What is required — When the string "phone" occurs in a line of the records, show that line.

Input records —
■ ■ ■ ■ ■

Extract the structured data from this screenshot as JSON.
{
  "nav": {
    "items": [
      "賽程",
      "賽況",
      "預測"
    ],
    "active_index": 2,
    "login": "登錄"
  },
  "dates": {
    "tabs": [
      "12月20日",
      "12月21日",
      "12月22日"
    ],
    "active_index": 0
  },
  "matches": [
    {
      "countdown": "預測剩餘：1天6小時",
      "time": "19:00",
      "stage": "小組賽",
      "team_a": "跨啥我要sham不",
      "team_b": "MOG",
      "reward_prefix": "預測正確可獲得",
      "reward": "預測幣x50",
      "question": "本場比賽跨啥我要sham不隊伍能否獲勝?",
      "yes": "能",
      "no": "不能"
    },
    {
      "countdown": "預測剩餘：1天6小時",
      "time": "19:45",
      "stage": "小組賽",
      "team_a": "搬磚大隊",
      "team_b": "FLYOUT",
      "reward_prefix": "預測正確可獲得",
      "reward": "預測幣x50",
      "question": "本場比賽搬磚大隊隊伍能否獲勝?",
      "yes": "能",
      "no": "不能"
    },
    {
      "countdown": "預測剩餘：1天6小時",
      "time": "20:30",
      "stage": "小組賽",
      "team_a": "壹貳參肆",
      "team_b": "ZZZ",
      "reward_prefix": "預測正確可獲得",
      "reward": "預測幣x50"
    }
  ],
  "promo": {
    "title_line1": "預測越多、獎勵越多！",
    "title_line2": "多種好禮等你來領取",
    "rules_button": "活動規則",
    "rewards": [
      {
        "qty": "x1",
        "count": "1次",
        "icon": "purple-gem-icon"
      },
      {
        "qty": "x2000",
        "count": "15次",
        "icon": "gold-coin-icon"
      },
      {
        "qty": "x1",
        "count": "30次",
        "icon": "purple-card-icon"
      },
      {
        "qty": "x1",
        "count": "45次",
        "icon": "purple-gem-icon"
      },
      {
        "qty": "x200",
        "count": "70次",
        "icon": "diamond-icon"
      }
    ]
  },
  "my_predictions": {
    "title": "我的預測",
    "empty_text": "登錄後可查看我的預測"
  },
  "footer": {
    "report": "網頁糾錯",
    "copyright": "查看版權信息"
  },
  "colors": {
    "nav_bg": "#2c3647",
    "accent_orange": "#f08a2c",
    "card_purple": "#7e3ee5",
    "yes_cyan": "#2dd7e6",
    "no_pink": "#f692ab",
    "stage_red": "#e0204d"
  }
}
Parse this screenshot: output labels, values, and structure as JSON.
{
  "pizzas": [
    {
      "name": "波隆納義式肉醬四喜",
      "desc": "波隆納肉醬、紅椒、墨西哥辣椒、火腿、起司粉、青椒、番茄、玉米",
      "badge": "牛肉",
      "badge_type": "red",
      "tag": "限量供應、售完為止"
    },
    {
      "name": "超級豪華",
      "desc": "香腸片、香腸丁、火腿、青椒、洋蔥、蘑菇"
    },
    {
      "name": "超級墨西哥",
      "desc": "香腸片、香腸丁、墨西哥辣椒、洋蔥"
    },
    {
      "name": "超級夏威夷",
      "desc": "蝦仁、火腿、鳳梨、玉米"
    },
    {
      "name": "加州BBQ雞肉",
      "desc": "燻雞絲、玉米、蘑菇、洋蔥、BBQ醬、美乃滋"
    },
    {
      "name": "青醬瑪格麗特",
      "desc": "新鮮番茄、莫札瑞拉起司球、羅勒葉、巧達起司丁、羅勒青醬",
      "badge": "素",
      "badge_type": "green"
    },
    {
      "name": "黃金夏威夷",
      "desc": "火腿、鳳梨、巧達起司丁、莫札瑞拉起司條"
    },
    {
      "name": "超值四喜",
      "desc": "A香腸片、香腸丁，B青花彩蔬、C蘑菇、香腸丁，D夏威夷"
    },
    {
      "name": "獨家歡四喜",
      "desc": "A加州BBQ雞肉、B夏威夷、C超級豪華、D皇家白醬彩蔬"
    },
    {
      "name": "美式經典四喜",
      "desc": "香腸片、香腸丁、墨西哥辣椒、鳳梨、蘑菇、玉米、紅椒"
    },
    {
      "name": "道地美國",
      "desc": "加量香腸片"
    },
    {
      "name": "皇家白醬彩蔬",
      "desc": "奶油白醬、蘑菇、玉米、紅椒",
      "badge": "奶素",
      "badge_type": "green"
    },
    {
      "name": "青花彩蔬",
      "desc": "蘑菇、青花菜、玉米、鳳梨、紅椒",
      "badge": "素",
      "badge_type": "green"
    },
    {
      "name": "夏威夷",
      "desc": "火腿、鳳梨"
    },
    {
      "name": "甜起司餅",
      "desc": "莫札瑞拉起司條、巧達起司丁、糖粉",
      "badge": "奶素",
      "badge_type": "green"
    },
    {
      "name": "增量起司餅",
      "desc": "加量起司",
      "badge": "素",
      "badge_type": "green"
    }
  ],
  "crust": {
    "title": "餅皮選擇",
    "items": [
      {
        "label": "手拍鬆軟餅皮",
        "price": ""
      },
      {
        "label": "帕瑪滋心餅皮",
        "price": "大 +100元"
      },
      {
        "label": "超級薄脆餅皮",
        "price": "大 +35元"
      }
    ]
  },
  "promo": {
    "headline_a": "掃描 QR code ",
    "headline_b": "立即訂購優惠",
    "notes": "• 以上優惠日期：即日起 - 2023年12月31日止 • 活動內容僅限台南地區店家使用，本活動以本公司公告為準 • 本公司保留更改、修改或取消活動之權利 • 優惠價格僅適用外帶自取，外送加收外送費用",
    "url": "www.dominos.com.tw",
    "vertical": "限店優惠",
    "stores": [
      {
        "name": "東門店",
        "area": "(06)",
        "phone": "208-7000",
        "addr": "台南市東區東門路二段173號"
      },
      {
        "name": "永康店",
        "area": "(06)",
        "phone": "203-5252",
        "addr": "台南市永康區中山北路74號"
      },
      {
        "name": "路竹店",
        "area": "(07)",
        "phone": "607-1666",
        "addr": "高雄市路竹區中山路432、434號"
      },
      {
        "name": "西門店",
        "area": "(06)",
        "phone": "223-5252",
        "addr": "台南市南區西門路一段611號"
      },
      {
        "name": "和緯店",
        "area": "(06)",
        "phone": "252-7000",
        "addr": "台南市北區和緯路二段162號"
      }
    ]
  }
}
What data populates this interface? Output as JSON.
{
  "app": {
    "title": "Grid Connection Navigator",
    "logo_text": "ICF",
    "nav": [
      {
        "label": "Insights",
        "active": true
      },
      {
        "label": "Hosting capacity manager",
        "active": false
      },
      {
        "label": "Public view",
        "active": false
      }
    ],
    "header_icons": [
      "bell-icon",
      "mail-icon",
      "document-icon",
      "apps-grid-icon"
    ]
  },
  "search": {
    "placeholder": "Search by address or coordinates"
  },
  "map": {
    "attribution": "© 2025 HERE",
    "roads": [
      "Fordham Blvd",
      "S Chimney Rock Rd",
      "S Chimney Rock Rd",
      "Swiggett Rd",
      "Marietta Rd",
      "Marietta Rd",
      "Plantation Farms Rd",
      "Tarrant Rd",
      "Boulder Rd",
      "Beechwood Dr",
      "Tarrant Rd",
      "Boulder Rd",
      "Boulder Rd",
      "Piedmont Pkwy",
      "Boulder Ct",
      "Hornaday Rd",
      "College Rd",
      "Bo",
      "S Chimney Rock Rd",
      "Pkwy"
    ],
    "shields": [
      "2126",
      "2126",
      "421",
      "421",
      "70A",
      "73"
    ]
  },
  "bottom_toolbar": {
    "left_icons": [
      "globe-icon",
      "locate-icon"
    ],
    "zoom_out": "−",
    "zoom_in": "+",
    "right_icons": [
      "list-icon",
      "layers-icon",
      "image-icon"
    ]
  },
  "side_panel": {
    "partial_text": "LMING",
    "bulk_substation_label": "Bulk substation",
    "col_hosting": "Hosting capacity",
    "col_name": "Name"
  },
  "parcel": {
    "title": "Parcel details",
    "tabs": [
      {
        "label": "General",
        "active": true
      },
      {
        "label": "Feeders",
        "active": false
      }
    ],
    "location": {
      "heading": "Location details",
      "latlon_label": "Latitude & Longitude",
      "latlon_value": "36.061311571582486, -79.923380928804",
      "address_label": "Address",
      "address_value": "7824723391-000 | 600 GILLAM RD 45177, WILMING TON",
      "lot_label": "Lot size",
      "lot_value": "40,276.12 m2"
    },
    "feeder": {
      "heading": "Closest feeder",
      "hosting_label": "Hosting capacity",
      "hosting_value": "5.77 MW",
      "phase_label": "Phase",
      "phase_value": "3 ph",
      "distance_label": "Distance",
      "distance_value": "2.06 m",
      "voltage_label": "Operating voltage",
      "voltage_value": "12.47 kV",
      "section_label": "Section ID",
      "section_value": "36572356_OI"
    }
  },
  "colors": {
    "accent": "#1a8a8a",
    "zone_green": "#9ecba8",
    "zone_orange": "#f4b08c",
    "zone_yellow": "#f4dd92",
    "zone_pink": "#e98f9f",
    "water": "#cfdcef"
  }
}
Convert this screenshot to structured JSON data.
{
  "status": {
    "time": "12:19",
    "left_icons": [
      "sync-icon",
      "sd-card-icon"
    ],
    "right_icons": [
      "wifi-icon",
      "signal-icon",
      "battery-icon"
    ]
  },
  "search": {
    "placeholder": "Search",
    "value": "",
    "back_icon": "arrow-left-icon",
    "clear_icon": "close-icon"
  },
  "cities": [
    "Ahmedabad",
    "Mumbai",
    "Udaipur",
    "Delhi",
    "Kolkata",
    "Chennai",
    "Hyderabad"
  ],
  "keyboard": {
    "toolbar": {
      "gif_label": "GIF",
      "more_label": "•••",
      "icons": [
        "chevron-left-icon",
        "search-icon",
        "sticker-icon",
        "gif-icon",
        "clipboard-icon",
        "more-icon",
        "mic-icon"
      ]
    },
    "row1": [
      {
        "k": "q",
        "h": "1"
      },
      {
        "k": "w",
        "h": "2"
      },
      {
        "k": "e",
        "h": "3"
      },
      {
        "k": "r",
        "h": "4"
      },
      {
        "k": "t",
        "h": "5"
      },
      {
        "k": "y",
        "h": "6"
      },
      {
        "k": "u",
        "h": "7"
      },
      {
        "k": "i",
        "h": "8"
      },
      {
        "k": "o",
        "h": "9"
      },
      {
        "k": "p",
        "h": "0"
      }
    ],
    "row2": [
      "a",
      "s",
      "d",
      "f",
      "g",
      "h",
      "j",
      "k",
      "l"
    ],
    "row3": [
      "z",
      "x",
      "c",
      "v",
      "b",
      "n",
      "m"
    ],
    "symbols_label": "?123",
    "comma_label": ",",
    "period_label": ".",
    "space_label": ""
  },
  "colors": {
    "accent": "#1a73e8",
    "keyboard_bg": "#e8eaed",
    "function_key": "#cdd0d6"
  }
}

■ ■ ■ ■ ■

Result below —
        "phone": "208-7000",
        "phone": "203-5252",
        "phone": "607-1666",
        "phone": "223-5252",
        "phone": "252-7000",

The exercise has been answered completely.